I make eggs for breakfast just about every morning, depending on how our chickens are feeling. And I have finally learned that if I talk too much between the time I take the eggs out of the pan and dig in at the table, my eggs will get cold.
President Barack Obama enjoys breakfast as well, often at what is called the National Prayer Breakfast. At last Thursday’s National Prayer Breakfast, the president spoke about religious extremism. One gets the impression the president really doesn’t like these prayer breakfasts, as he so often makes controversial statements at them.
The president began his latest musings with this: “We see sectarian war in Syria, the murder of Muslims and Christians in Nigeria, religious war in the Central African Republic, a rising tide of anti-Semitism and hate crimes in Europe, so often perpetrated in the name of religion.” But then he went further.
In noting that the “twisting and distorting” of faith is not unique to one religion, the president further explained that Christians also have a history of justifying bad deeds in with name of Jesus.
He said, “And lest we get on our high horse and think this is unique to some other place, remember that during the Crusades and the Inquisition, people committed terrible deeds in the name of Christ …”
Former Virginia governor Jim Gilmore responded by saying, “The president’s comments this morning at the prayer breakfast are the most offensive I’ve ever heard a president make in my lifetime. He has offended every believing Christian in the United States.”
I am not sure I would say the president has offended every Christian, but I would say he makes as lousy a theologian as he does as historian.
Why didn’t the president mention that the first Crusade began in 1095 AD, 460 years after Muslims overran the first Christian city? That would be 457 years after Jerusalem was taken over by Muslim armies, 427 years after Muslim armies took control of the Christian capitol of Constantinople, and 250 years after Rome was sacked by a Muslim army. Why didn’t the president throw in the fact that by the time the Crusades began, Muslim armies had conquered two-thirds of the Christian world?
Why didn’t the president say unequivocally that no Christians today believe the Crusades were a good thing? Just asking, that’s all.
I will not get an answer to those questions. And to be honest, those are not the questions that trouble me the most. I suppose this is what I would like to ask President Obama: What is your point?
What is the point in making such a statement? Why say such a thing? This is not the Middle Ages. Extremist Christianity is no longer a threat to anyone. The threat the world is dealing with in 2015 is extremist Islam. What could possibly be the point?
If the president’s point is that we Christians ought to feel terrible about what Christians-behaving-badly did 1,000 years ago, then I believe that message got lost. If his point was to suggest a measure of empathy for what ISIS is doing, then that certainly did not come through, either.
Perhaps what he could have said is that, just as mainstream Christianity corrected extremists (who, by the way, were after land more than anything else) in the Middle Ages, so too could Islam today. What he could have said is that it was Christian humanism that brought the world out of those violent Middle Ages, to the Age of Enlightenment, and to democracy itself. Instead, in downplaying the value Christianity has brought to the world since the Middle Ages, the president calls into question his own understanding of the foundation of this country’s ideology.
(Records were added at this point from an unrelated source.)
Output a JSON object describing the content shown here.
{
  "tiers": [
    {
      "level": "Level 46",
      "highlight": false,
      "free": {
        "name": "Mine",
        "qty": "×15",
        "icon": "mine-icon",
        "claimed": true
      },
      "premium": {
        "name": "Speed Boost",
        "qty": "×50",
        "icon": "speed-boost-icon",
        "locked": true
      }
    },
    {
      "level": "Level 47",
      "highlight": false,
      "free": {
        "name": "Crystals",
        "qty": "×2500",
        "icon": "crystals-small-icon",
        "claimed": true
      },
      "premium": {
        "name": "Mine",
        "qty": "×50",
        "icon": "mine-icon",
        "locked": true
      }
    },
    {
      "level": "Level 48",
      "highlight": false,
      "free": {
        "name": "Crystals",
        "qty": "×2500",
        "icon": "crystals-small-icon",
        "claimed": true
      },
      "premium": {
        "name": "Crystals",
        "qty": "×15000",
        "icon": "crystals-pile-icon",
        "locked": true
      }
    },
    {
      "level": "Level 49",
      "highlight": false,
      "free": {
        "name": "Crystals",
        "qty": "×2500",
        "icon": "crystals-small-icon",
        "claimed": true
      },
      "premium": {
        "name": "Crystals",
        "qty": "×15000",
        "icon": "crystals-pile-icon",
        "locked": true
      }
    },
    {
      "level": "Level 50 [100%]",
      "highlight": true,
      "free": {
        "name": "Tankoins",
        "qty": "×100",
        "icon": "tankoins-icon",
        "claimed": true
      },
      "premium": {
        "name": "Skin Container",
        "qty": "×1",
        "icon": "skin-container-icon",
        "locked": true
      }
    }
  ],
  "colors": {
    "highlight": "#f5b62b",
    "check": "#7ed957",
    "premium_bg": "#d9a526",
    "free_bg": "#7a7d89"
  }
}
As Jim Gilmore added, “This goes further to the point that Mr. Obama does not believe in America or the values we all share.”
Sit down and eat, Mr. President. Your eggs are getting cold.
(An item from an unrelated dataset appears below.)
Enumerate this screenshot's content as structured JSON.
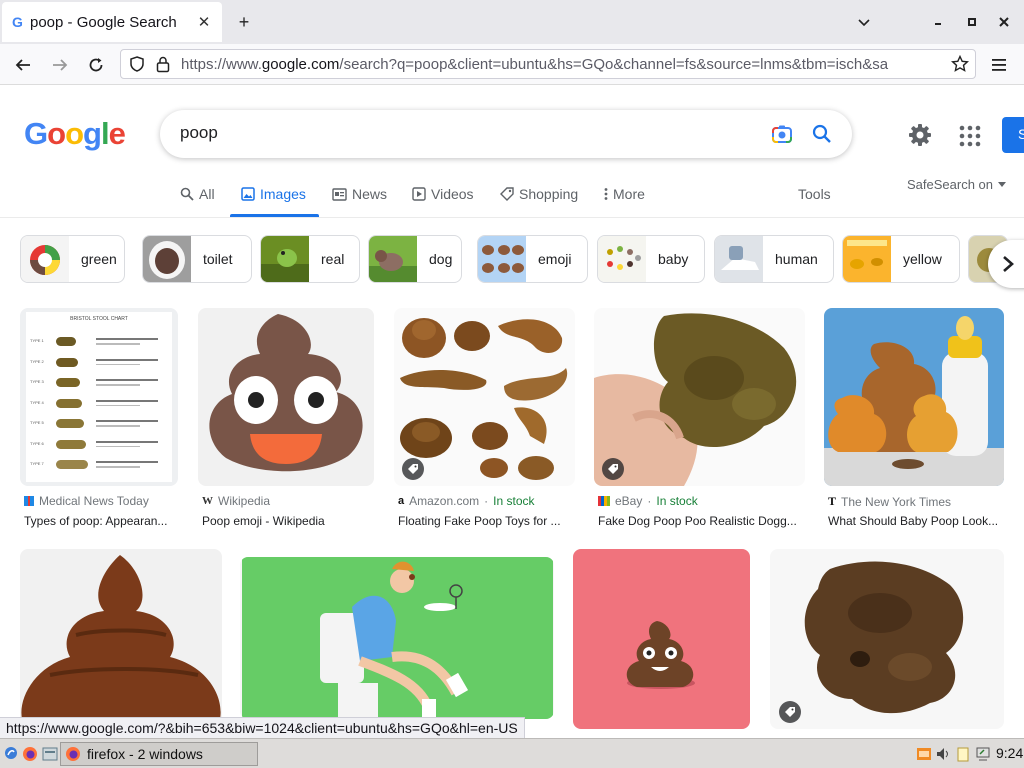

The Rev. Dr. Bob LeFavi, installed member of the Society of Ordained Scientists, is pastor at Bethel Lutheran Church, Springfield.